— Your task —
Repeat these records exactly, pictures excluded.

— Dataset excerpts —
--------------------

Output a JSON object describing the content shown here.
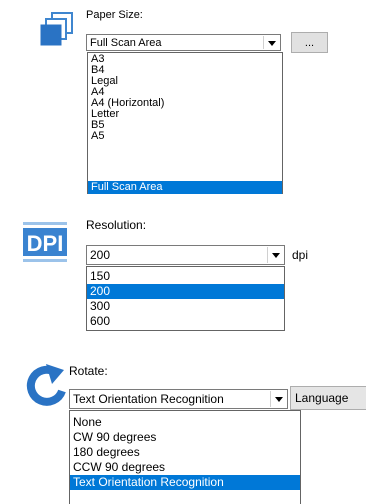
{
  "paper_size": {
    "label": "Paper Size:",
    "value": "Full Scan Area",
    "browse_label": "...",
    "options": [
      "A3",
      "B4",
      "Legal",
      "A4",
      "A4 (Horizontal)",
      "Letter",
      "B5",
      "A5",
      "Full Scan Area"
    ],
    "selected_index": 8,
    "icon": "paper-stack-icon"
  },
  "resolution": {
    "label": "Resolution:",
    "value": "200",
    "unit": "dpi",
    "options": [
      "150",
      "200",
      "300",
      "600"
    ],
    "selected_index": 1,
    "icon": "dpi-icon",
    "icon_text": "DPI"
  },
  "rotate": {
    "label": "Rotate:",
    "value": "Text Orientation Recognition",
    "language_button": "Language",
    "options": [
      "None",
      "CW 90 degrees",
      "180 degrees",
      "CCW 90 degrees",
      "Text Orientation Recognition"
    ],
    "selected_index": 4,
    "icon": "rotate-icon"
  },
  "colors": {
    "selection": "#0078d7",
    "icon_blue": "#1f6fbf"
  }
}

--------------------

— Solution below —
Output a JSON object describing the content shown here.
{
  "paper_size": {
    "label": "Paper Size:",
    "value": "Full Scan Area",
    "browse_label": "...",
    "options": [
      "A3",
      "B4",
      "Legal",
      "A4",
      "A4 (Horizontal)",
      "Letter",
      "B5",
      "A5",
      "Full Scan Area"
    ],
    "selected_index": 8,
    "icon": "paper-stack-icon"
  },
  "resolution": {
    "label": "Resolution:",
    "value": "200",
    "unit": "dpi",
    "options": [
      "150",
      "200",
      "300",
      "600"
    ],
    "selected_index": 1,
    "icon": "dpi-icon",
    "icon_text": "DPI"
  },
  "rotate": {
    "label": "Rotate:",
    "value": "Text Orientation Recognition",
    "language_button": "Language",
    "options": [
      "None",
      "CW 90 degrees",
      "180 degrees",
      "CCW 90 degrees",
      "Text Orientation Recognition"
    ],
    "selected_index": 4,
    "icon": "rotate-icon"
  },
  "colors": {
    "selection": "#0078d7",
    "icon_blue": "#1f6fbf"
  }
}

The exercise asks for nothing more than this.